According to the Consent Decree filed on November 15, 2016, Georgia Power Company (“Georgia Power”) has agreed to pay $1.6 million and to revise its seizure and drug and alcohol policies in order to settle the lawsuit brought by the EEOC which claimed that the utility company violated the Americans with Disabilities Act (“ADA”) when it fired, or refused to hire, employees with actual or perceived disabilities on the basis that it believed the individuals posed safety threats. However, according to the EEOC, these actions were taken without actually assessing the individual’s ability to perform the required tasks.

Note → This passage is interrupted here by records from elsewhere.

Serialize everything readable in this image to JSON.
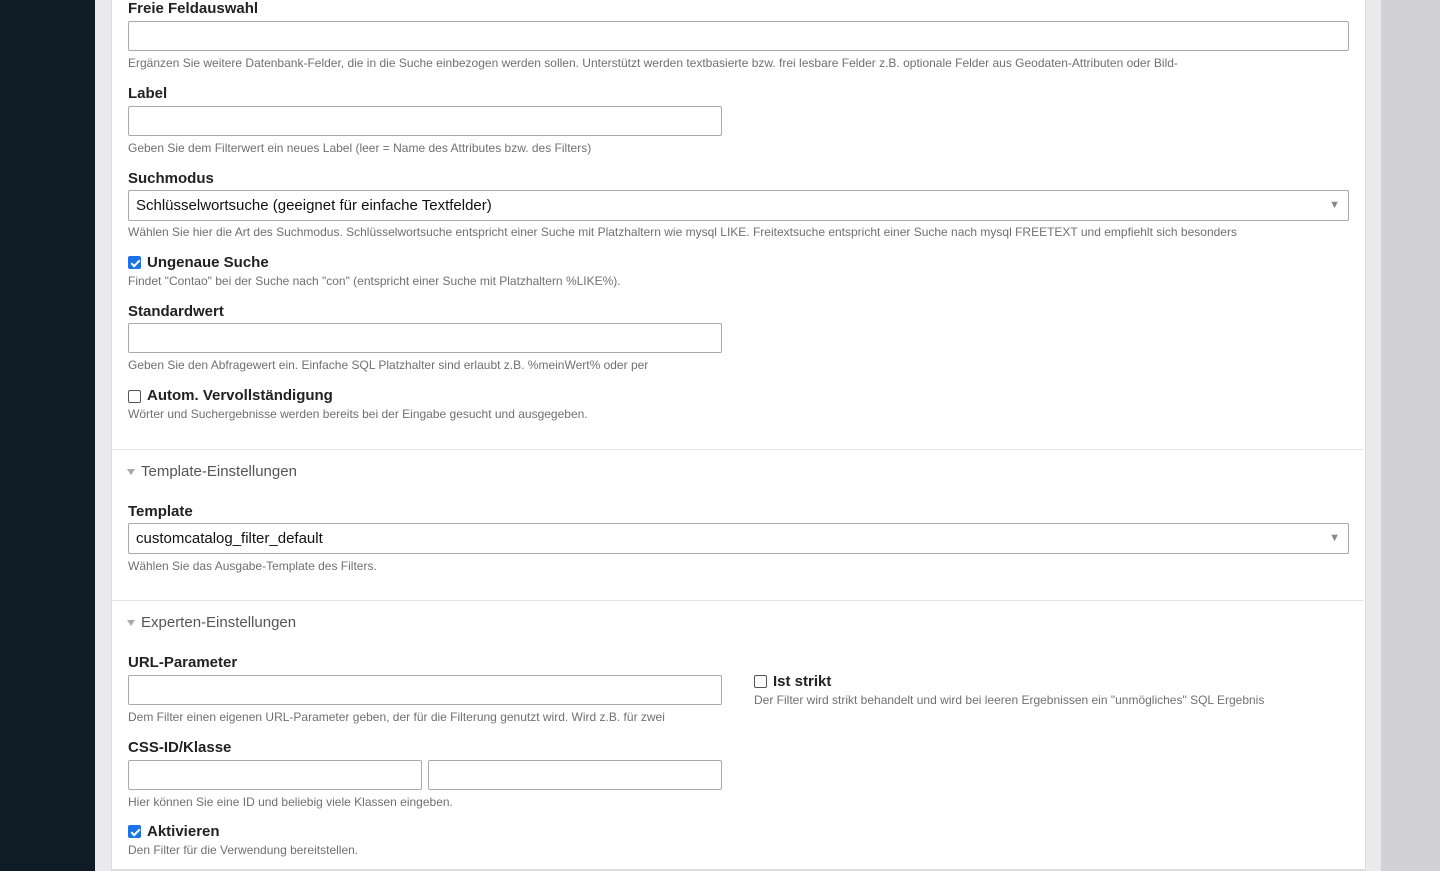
{
  "fields": {
    "freie_feldauswahl": {
      "label": "Freie Feldauswahl",
      "value": "",
      "help": "Ergänzen Sie weitere Datenbank-Felder, die in die Suche einbezogen werden sollen. Unterstützt werden textbasierte bzw. frei lesbare Felder z.B. optionale Felder aus Geodaten-Attributen oder Bild-"
    },
    "label": {
      "label": "Label",
      "value": "",
      "help": "Geben Sie dem Filterwert ein neues Label (leer = Name des Attributes bzw. des Filters)"
    },
    "suchmodus": {
      "label": "Suchmodus",
      "selected": "Schlüsselwortsuche (geeignet für einfache Textfelder)",
      "help": "Wählen Sie hier die Art des Suchmodus. Schlüsselwortsuche entspricht einer Suche mit Platzhaltern wie mysql LIKE. Freitextsuche entspricht einer Suche nach mysql FREETEXT und empfiehlt sich besonders"
    },
    "ungenaue_suche": {
      "label": "Ungenaue Suche",
      "checked": true,
      "help": "Findet \"Contao\" bei der Suche nach \"con\" (entspricht einer Suche mit Platzhaltern %LIKE%)."
    },
    "standardwert": {
      "label": "Standardwert",
      "value": "",
      "help": "Geben Sie den Abfragewert ein. Einfache SQL Platzhalter sind erlaubt z.B. %meinWert% oder per"
    },
    "autocomplete": {
      "label": "Autom. Vervollständigung",
      "checked": false,
      "help": "Wörter und Suchergebnisse werden bereits bei der Eingabe gesucht und ausgegeben."
    }
  },
  "sections": {
    "template": {
      "legend": "Template-Einstellungen",
      "template_label": "Template",
      "template_selected": "customcatalog_filter_default",
      "template_help": "Wählen Sie das Ausgabe-Template des Filters."
    },
    "expert": {
      "legend": "Experten-Einstellungen",
      "url_label": "URL-Parameter",
      "url_value": "",
      "url_help": "Dem Filter einen eigenen URL-Parameter geben, der für die Filterung genutzt wird. Wird z.B. für zwei",
      "strict_label": "Ist strikt",
      "strict_checked": false,
      "strict_help": "Der Filter wird strikt behandelt und wird bei leeren Ergebnissen ein \"unmögliches\" SQL Ergebnis",
      "css_label": "CSS-ID/Klasse",
      "css_id_value": "",
      "css_class_value": "",
      "css_help": "Hier können Sie eine ID und beliebig viele Klassen eingeben.",
      "activate_label": "Aktivieren",
      "activate_checked": true,
      "activate_help": "Den Filter für die Verwendung bereitstellen."
    }
  },
  "icons": {
    "select_arrow": "▼",
    "legend_toggle": "triangle-down"
  },
  "colors": {
    "sidebar": "#0f1c26",
    "checkbox_accent": "#1a73e8"
  }
}
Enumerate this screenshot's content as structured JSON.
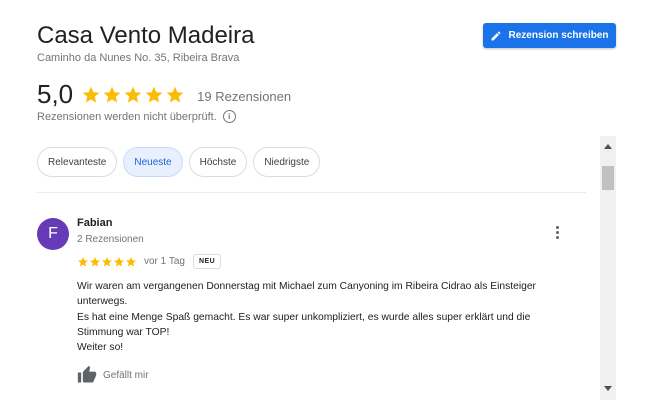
{
  "place": {
    "title": "Casa Vento Madeira",
    "address": "Caminho da Nunes No. 35, Ribeira Brava"
  },
  "write_review_button": {
    "label": "Rezension schreiben",
    "icon": "pencil-icon"
  },
  "rating": {
    "value": "5,0",
    "stars": 5,
    "count_label": "19 Rezensionen",
    "disclaimer": "Rezensionen werden nicht überprüft.",
    "info_icon_glyph": "i"
  },
  "sort_chips": [
    {
      "label": "Relevanteste",
      "selected": false
    },
    {
      "label": "Neueste",
      "selected": true
    },
    {
      "label": "Höchste",
      "selected": false
    },
    {
      "label": "Niedrigste",
      "selected": false
    }
  ],
  "review": {
    "avatar_letter": "F",
    "avatar_color": "#673ab7",
    "author": "Fabian",
    "author_reviews": "2 Rezensionen",
    "stars": 5,
    "age": "vor 1 Tag",
    "badge": "NEU",
    "text_lines": [
      "Wir waren am vergangenen Donnerstag mit Michael zum Canyoning im Ribeira Cidrao als Einsteiger unterwegs.",
      "Es hat eine Menge Spaß gemacht. Es war super unkompliziert, es wurde alles super erklärt und die Stimmung war TOP!",
      "Weiter so!"
    ],
    "like_label": "Gefällt mir"
  },
  "colors": {
    "accent": "#1a73e8",
    "star": "#fbbc04",
    "selected_chip_bg": "#e8f0fe",
    "selected_chip_text": "#1967d2"
  }
}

In 2013, the EEOC brought suit on behalf of 24 alleged discrimination victims (EEOC v. Georgia Power Company, Civil Action No. 1:13-cv-03225-AT) in the District Court for the Northern District of Georgia, Atlanta Division. According to the EEOC, Georgia Power either refused to hire disabled individuals or barred some employees from returning to work after medical leave because it believed that they couldn’t safely do their jobs. The EEOC claims that Georgia Power ignored the opinions of treating physicians that the individuals were able to perform their job functions, and instead automatically disqualified them without any individualized assessment.

Under the ADA, an employer can deny jobs to individuals with disabilities if it believes the workers pose a “direct threat,” which the ADA defines as “a significant risk” to the health or safety of others that can be eliminated by reasonable accommodation. The employer has the burden of proving that such a threat exists.

According to the EEOC, each of the individual plaintiffs were qualified individuals who were able to perform the job functions with or without reasonable accommodations. For example, plaintiff Harper was able to perform the essential functions of a paid intern, but Georgia Power rescinded the offer of employment after it learned that she was taking medication for a traumatic brain injury. Furthermore, in the case of plaintiffs Simmons, Allen, and Butler, each individual was cleared by a physician to return to work, but instead, their employment was terminated by Georgia Power. See Complaint, pg. 4. The EEOC asserted that each of these individuals were discriminated against because of their disability and that Georgia Power failed to provide any evidence that the individuals posed a “direct threat” to the safety of others.

Georgia Power denies that it violated the ADA, but has entered into the settlement to avoid additional litigation costs.

The take away from this settlement is to ensure that you, as employers, have conducted an individualized assessment for each individual prior to disqualifying them from being able to perform specific job functions.